June 21, 2006
By Steve Lopez
Los Angeles Times
The possibility of my newspaper being purchased by someone with no experience and no earthly idea what he's doing is quickly becoming rather appealing.
Not that I want that to be construed as a negative assessment of the current owners, who may well be the smartest executives working in corporate journalism today. I know that, because I've worked for all the major chains, one of which, Knight Ridder, will cease to exist later this month because it's run by morons.
I'm no MBA, but after 30 years in the business, I think the problem isn't necessarily the managers but the model. Newspapers and Wall Street make for a bad marriage, and I'm tired of the bickering.
For whatever reason, the standard corporate practice of slashing staff and turning first-rate products into mediocrities doesn't seem to be working. Tribune's latest plan to turn things around is to buy back a big chunk of its stock and cut $200 million out of the budget.
If it works, long live Tribune, and even the Cubs. If not, then I have a question: Who's going to be signing my checks?
Richard Riordan, the former mayor of Los Angeles, used to say he'd like to have a newspaper, so I called him up. Turns out he's over that idea.
"Because you're going down the tubes," he said, insisting the whole industry is cooked. He said he'd keep me in mind for a waiter's job at his Original Pantry cafe, but he didn't make any promises.
If we're going down the tubes, I asked Riordan, how does he explain a 20% profit margin for The Times? What other businesses rake in that kind of dough?
Wall Street, Riordan reminded me, doesn't care what you made yesterday. It cares what you made today and what you'll make tomorrow. With readers switching over to the Internet, where it's harder to sell subscriptions and ads, the future is gloomy.
I say he's wrong. I say a smart owner can put out a good newspaper and make a handsome profit, but not if he has to answer to Wall Street's insatiable appetite for more, more, more, as the Tribune directors do. It would have to be a private operation, perhaps even a nonprofit. And Riordan's pal Eli Broad, L.A.'s go-to philanthropist, was rumored to be thinking along those same lines.
Look, maybe I'm overstepping here, but rather than dangle slowly in the wind that blows out of Chicago, I thought I'd try to broker a deal. I know Broad, after all. Love the guy, and he runs everything else in town, so why not the paper?
My pal Eli was in a meeting when I called, so I rang up an old chum in Florida, Jim Naughton, a former editor at the New York Times and Philadelphia Inquirer. He also used to run the Poynter Institute, a nonprofit journalism foundation that owns the St. Petersburg Times.

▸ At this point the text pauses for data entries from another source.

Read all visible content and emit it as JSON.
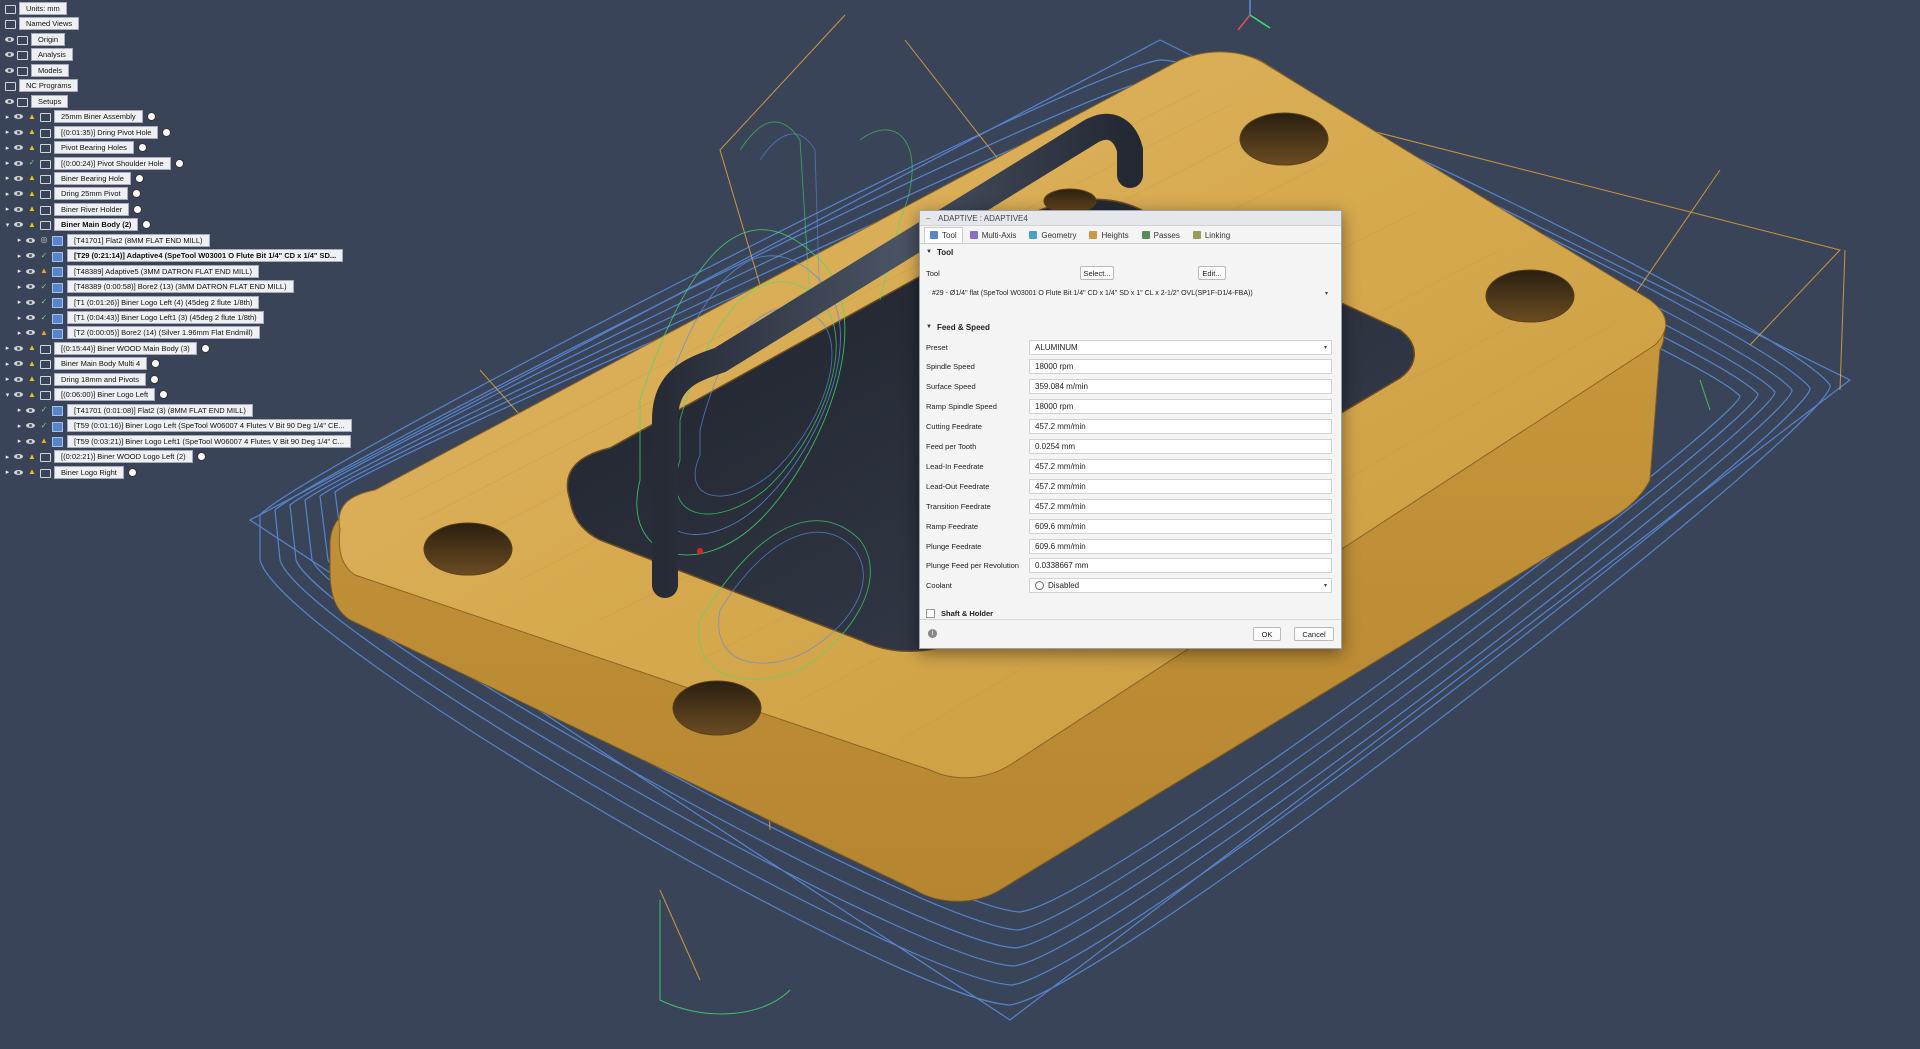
{
  "tree": [
    {
      "label": "Units: mm",
      "type": "units"
    },
    {
      "label": "Named Views",
      "type": "folder"
    },
    {
      "label": "Origin",
      "type": "folder",
      "eye": true
    },
    {
      "label": "Analysis",
      "type": "folder",
      "eye": true
    },
    {
      "label": "Models",
      "type": "folder",
      "eye": true
    },
    {
      "label": "NC Programs",
      "type": "folder"
    },
    {
      "label": "Setups",
      "type": "folder",
      "eye": true
    },
    {
      "label": "25mm Biner Assembly",
      "depth": 1,
      "status": "warn",
      "radio": true
    },
    {
      "label": "[(0:01:35)] Dring Pivot Hole",
      "depth": 1,
      "status": "warn",
      "radio": true
    },
    {
      "label": "Pivot Bearing Holes",
      "depth": 1,
      "status": "warn",
      "radio": true
    },
    {
      "label": "[(0:00:24)] Pivot Shoulder Hole",
      "depth": 1,
      "status": "ok",
      "radio": true
    },
    {
      "label": "Biner Bearing Hole",
      "depth": 1,
      "status": "warn",
      "radio": true
    },
    {
      "label": "Dring 25mm Pivot",
      "depth": 1,
      "status": "warn",
      "radio": true
    },
    {
      "label": "Biner River Holder",
      "depth": 1,
      "status": "warn",
      "radio": true
    },
    {
      "label": "Biner Main Body (2)",
      "depth": 1,
      "status": "warn",
      "radio": true,
      "expanded": true,
      "active": true
    },
    {
      "label": "[T41701] Flat2 (8MM FLAT END MILL)",
      "depth": 2,
      "status": "gen",
      "op": true
    },
    {
      "label": "[T29 (0:21:14)] Adaptive4 (SpeTool W03001 O Flute Bit 1/4\" CD x 1/4\" SD...",
      "depth": 2,
      "status": "ok",
      "op": true,
      "active": true
    },
    {
      "label": "[T48389] Adaptive5 (3MM DATRON FLAT END MILL)",
      "depth": 2,
      "status": "err",
      "op": true
    },
    {
      "label": "[T48389 (0:00:58)] Bore2 (13) (3MM DATRON FLAT END MILL)",
      "depth": 2,
      "status": "ok",
      "op": true
    },
    {
      "label": "[T1 (0:01:26)] Biner Logo Left (4) (45deg 2 flute 1/8th)",
      "depth": 2,
      "status": "ok",
      "op": true
    },
    {
      "label": "[T1 (0:04:43)] Biner Logo Left1 (3) (45deg 2 flute 1/8th)",
      "depth": 2,
      "status": "ok",
      "op": true
    },
    {
      "label": "[T2 (0:00:05)] Bore2 (14) (Silver 1.96mm Flat Endmill)",
      "depth": 2,
      "status": "err",
      "op": true
    },
    {
      "label": "[(0:15:44)] Biner WOOD Main Body (3)",
      "depth": 1,
      "status": "warn",
      "radio": true
    },
    {
      "label": "Biner Main Body Multi 4",
      "depth": 1,
      "status": "warn",
      "radio": true
    },
    {
      "label": "Dring 18mm and Pivots",
      "depth": 1,
      "status": "warn",
      "radio": true
    },
    {
      "label": "[(0:06:00)] Biner Logo Left",
      "depth": 1,
      "status": "warn",
      "radio": true,
      "expanded": true
    },
    {
      "label": "[T41701 (0:01:08)] Flat2 (3) (8MM FLAT END MILL)",
      "depth": 2,
      "status": "ok",
      "op": true
    },
    {
      "label": "[T59 (0:01:16)] Biner Logo Left (SpeTool W06007 4 Flutes V Bit 90 Deg 1/4\" CE...",
      "depth": 2,
      "status": "ok",
      "op": true
    },
    {
      "label": "[T59 (0:03:21)] Biner Logo Left1 (SpeTool W06007 4 Flutes V Bit 90 Deg 1/4\" C...",
      "depth": 2,
      "status": "err",
      "op": true
    },
    {
      "label": "[(0:02:21)] Biner WOOD Logo Left (2)",
      "depth": 1,
      "status": "warn",
      "radio": true
    },
    {
      "label": "Biner Logo Right",
      "depth": 1,
      "status": "warn",
      "radio": true
    }
  ],
  "dialog": {
    "title": "ADAPTIVE : ADAPTIVE4",
    "tabs": [
      "Tool",
      "Multi-Axis",
      "Geometry",
      "Heights",
      "Passes",
      "Linking"
    ],
    "tool_section": "Tool",
    "tool_label": "Tool",
    "select_button": "Select...",
    "edit_button": "Edit...",
    "tool_value": "#29 - Ø1/4\" flat (SpeTool W03001 O Flute Bit 1/4\" CD x 1/4\" SD x 1\" CL x 2-1/2\" OVL(SP1F-D1/4-FBA))",
    "feed_section": "Feed & Speed",
    "params": [
      {
        "label": "Preset",
        "value": "ALUMINUM",
        "combo": true
      },
      {
        "label": "Spindle Speed",
        "value": "18000 rpm"
      },
      {
        "label": "Surface Speed",
        "value": "359.084 m/min"
      },
      {
        "label": "Ramp Spindle Speed",
        "value": "18000 rpm"
      },
      {
        "label": "Cutting Feedrate",
        "value": "457.2 mm/min"
      },
      {
        "label": "Feed per Tooth",
        "value": "0.0254 mm"
      },
      {
        "label": "Lead-In Feedrate",
        "value": "457.2 mm/min"
      },
      {
        "label": "Lead-Out Feedrate",
        "value": "457.2 mm/min"
      },
      {
        "label": "Transition Feedrate",
        "value": "457.2 mm/min"
      },
      {
        "label": "Ramp Feedrate",
        "value": "609.6 mm/min"
      },
      {
        "label": "Plunge Feedrate",
        "value": "609.6 mm/min"
      },
      {
        "label": "Plunge Feed per Revolution",
        "value": "0.0338667 mm"
      },
      {
        "label": "Coolant",
        "value": "Disabled",
        "combo": true
      }
    ],
    "shaft_label": "Shaft & Holder",
    "ok": "OK",
    "cancel": "Cancel"
  },
  "colors": {
    "background": "#3a4458",
    "wood": "#d6a94e",
    "toolpath_blue": "#5b8fe0",
    "toolpath_green": "#3ee06b",
    "toolpath_orange": "#e8a33c"
  }
}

Naughton said the St. Pete paper's late owner, Nelson Poynter, saw the future of corporate ownership and predicted that quality would eventually lose out to greed. So he signed over his stock to the school and established a partnership to keep the bean-counters at bay. To this day, St. Pete has one of the better newspapers in the country, and pretty good profits, to boot, all of which are kicked back into the school.
Could the same thing work in L.A.?
Most definitely, said George Rahdert, the Poynter attorney who told me similar arrangements exist in a few other cities.
"One thing it does is allow a newspaper to take the long view."
"One thing we often say here is that a journalism school that owns a newspaper is sort of like a medical school that owns a hospital. It makes a lot of sense."
So, what if the L.A. Times hooked up with the Annenberg School for Communication at USC?"
USC or Annenberg could come in," Rahdert agreed, "or the Poynter Institute, or the Peter Ueberroth/David Geffen School of Communications could come in. You'd need to set up a legitimate educational organization."
He said he'd be happy to tell Broad all about it. Now all I had to do was close the deal at this end. Champing at the bit, I left another message at the Broad Foundation, and my phone rang minutes later.
"I'd be interested," Broad said, telling me he'd given it some thought but hadn't thoroughly investigated the possibility of buying The Times. "Look, our foundation would be interested. I can't speak for Annenberg, Keck, Ahmanson. But a number of us foundations and possibly wealthy individuals who love this city would love to acquire the L.A. Times.
"So what's stopping them?"
In the past, the message we get back is that it's not for sale, thank you.
"Yes, but with the Chandler family poking sticks in the eyes of other Tribune directors, the whole thing could come apart."
If it became available, I'd be very interested in exploring it," Broad said, adding that profits wouldn't be his main priority — public service and education would be. "If you bought it and were profit-oriented, you wouldn't have the same quality newspaper that the city deserves. You'd be pushing for bigger margins and cash flow, and how far would you cut before you hit the bone?"
It was almost sounding too good to be true, so there had to be a catch.
Was Broad intending to not just buy the paper but actually run it? That could be a problem, because journalists are cranky characters who know everything and don't take direction very well, especially from outsiders.
No, Broad assured me. The owners would be shadow publishers.
The best kind.
"I don't think I'd change a whole lot," he said, although he might beef up coverage of the fine arts.
Now that's amazing.
How did Broad know I was planning a 10-part series on his art collection and massive contributions to local cultural institutions?